**WHAT YOU ARE ASKED TO DO**
Pick out each line of the records in which the word "label" appears.
----
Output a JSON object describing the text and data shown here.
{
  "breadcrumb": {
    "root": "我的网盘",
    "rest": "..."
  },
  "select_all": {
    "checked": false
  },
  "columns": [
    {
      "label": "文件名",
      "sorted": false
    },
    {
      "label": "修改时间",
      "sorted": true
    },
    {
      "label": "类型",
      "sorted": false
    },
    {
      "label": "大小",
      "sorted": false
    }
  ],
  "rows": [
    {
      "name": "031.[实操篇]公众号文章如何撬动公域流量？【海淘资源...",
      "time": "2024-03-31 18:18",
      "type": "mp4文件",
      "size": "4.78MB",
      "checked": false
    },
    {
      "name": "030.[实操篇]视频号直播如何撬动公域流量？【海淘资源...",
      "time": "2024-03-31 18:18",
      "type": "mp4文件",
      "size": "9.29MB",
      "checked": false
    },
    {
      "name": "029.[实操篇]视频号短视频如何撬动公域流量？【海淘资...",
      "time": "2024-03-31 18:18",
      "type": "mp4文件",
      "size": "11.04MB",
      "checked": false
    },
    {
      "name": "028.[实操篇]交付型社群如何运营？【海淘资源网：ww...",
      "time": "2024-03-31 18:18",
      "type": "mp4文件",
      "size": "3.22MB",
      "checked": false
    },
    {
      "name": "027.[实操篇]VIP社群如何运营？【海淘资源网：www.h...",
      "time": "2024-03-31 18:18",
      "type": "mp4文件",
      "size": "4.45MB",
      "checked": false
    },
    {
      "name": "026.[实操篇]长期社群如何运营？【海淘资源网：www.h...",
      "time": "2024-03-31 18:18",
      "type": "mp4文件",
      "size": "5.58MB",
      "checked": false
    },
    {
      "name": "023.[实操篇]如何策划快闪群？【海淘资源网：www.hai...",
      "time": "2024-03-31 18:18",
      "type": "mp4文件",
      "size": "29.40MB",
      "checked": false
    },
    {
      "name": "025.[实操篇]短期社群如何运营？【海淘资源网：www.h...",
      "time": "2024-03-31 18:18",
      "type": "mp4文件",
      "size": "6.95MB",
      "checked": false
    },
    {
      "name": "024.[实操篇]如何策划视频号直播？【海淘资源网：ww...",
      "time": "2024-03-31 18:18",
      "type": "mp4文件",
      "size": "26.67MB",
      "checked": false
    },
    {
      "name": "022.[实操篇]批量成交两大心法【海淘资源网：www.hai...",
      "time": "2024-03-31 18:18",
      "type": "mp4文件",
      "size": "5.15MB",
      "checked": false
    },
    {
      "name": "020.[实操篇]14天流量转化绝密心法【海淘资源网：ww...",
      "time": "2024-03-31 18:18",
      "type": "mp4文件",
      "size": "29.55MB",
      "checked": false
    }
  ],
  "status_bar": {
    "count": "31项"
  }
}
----
**WORKED SOLUTION**
      "label": "文件名",
      "label": "修改时间",
      "label": "类型",
      "label": "大小",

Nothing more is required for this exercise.